### The task
Give back the entries exactly as they read, leaving each image out.
(Information shown)
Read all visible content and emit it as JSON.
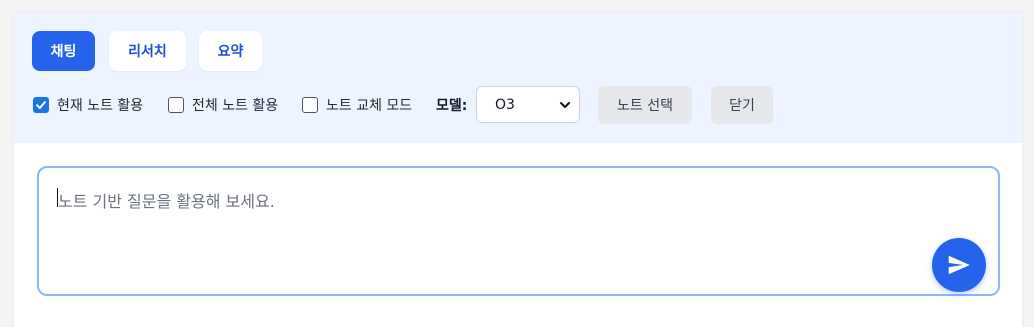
{
  "tabs": [
    {
      "label": "채팅",
      "active": true
    },
    {
      "label": "리서치",
      "active": false
    },
    {
      "label": "요약",
      "active": false
    }
  ],
  "options": {
    "current_note": {
      "label": "현재 노트 활용",
      "checked": true
    },
    "all_notes": {
      "label": "전체 노트 활용",
      "checked": false
    },
    "note_swap": {
      "label": "노트 교체 모드",
      "checked": false
    }
  },
  "model": {
    "label": "모델:",
    "value": "O3"
  },
  "buttons": {
    "select_note": "노트 선택",
    "close": "닫기"
  },
  "input": {
    "placeholder": "노트 기반 질문을 활용해 보세요.",
    "value": ""
  },
  "colors": {
    "accent": "#2563eb",
    "toolbar_bg": "#eef4ff",
    "input_border": "#8ab8f5"
  },
  "icons": {
    "send": "send-icon",
    "check": "check-icon",
    "dropdown": "chevron-down-icon"
  }
}
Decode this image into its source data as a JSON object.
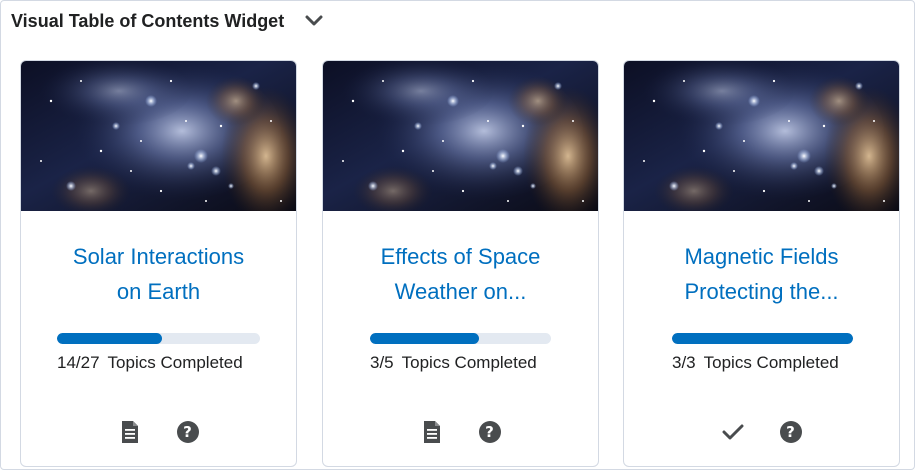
{
  "widget": {
    "title": "Visual Table of Contents Widget",
    "collapse_icon": "chevron-down-icon"
  },
  "colors": {
    "link": "#006fbf",
    "progress_fill": "#006fbf",
    "progress_track": "#e3e9f1",
    "icon": "#494c4e"
  },
  "cards": [
    {
      "title_line1": "Solar Interactions",
      "title_line2": "on Earth",
      "progress_fraction": 0.5185,
      "completed": "14/27",
      "completed_label": "Topics Completed",
      "icons": [
        "document-icon",
        "help-icon"
      ]
    },
    {
      "title_line1": "Effects of Space",
      "title_line2": "Weather on...",
      "progress_fraction": 0.6,
      "completed": "3/5",
      "completed_label": "Topics Completed",
      "icons": [
        "document-icon",
        "help-icon"
      ]
    },
    {
      "title_line1": "Magnetic Fields",
      "title_line2": "Protecting the...",
      "progress_fraction": 1.0,
      "completed": "3/3",
      "completed_label": "Topics Completed",
      "icons": [
        "checkmark-icon",
        "help-icon"
      ]
    }
  ],
  "help_glyph": "?"
}
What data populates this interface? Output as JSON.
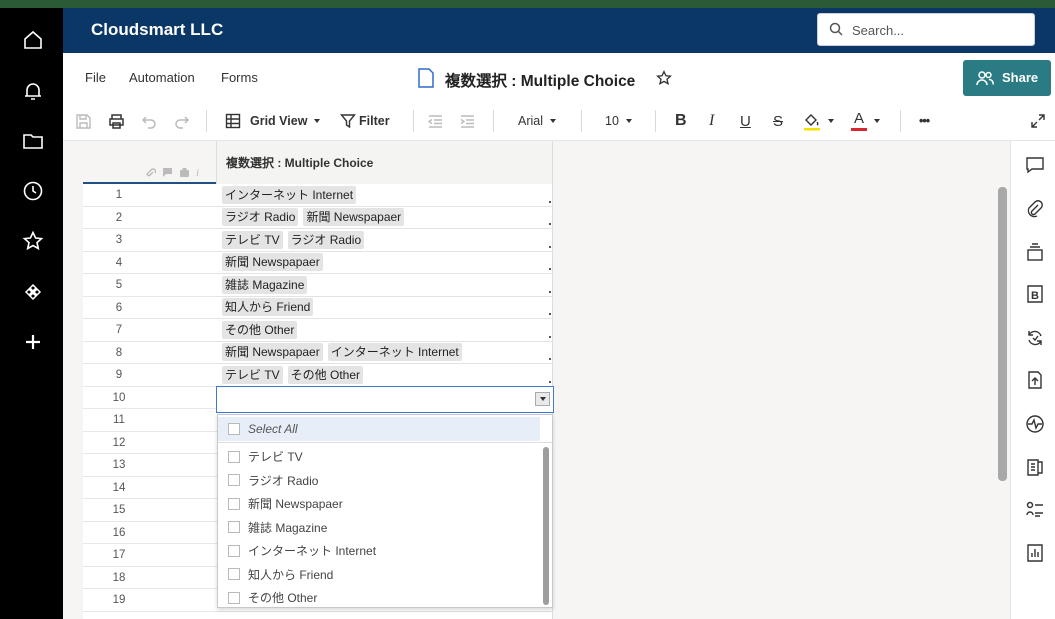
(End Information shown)
### Answer below
Read all visible content and emit it as JSON.
{
  "tabs": [
    {
      "label": "채팅",
      "active": true
    },
    {
      "label": "리서치",
      "active": false
    },
    {
      "label": "요약",
      "active": false
    }
  ],
  "options": {
    "current_note": {
      "label": "현재 노트 활용",
      "checked": true
    },
    "all_notes": {
      "label": "전체 노트 활용",
      "checked": false
    },
    "note_swap": {
      "label": "노트 교체 모드",
      "checked": false
    }
  },
  "model": {
    "label": "모델:",
    "value": "O3"
  },
  "buttons": {
    "select_note": "노트 선택",
    "close": "닫기"
  },
  "input": {
    "placeholder": "노트 기반 질문을 활용해 보세요.",
    "value": ""
  },
  "colors": {
    "accent": "#2563eb",
    "toolbar_bg": "#eef4ff",
    "input_border": "#8ab8f5"
  },
  "icons": {
    "send": "send-icon",
    "check": "check-icon",
    "dropdown": "chevron-down-icon"
  }
}
Decode this image into its source data as a JSON object.
{
  "widget": {
    "title": "Visual Table of Contents Widget",
    "collapse_icon": "chevron-down-icon"
  },
  "colors": {
    "link": "#006fbf",
    "progress_fill": "#006fbf",
    "progress_track": "#e3e9f1",
    "icon": "#494c4e"
  },
  "cards": [
    {
      "title_line1": "Solar Interactions",
      "title_line2": "on Earth",
      "progress_fraction": 0.5185,
      "completed": "14/27",
      "completed_label": "Topics Completed",
      "icons": [
        "document-icon",
        "help-icon"
      ]
    },
    {
      "title_line1": "Effects of Space",
      "title_line2": "Weather on...",
      "progress_fraction": 0.6,
      "completed": "3/5",
      "completed_label": "Topics Completed",
      "icons": [
        "document-icon",
        "help-icon"
      ]
    },
    {
      "title_line1": "Magnetic Fields",
      "title_line2": "Protecting the...",
      "progress_fraction": 1.0,
      "completed": "3/3",
      "completed_label": "Topics Completed",
      "icons": [
        "checkmark-icon",
        "help-icon"
      ]
    }
  ],
  "help_glyph": "?"
}
What data populates this interface? Output as JSON.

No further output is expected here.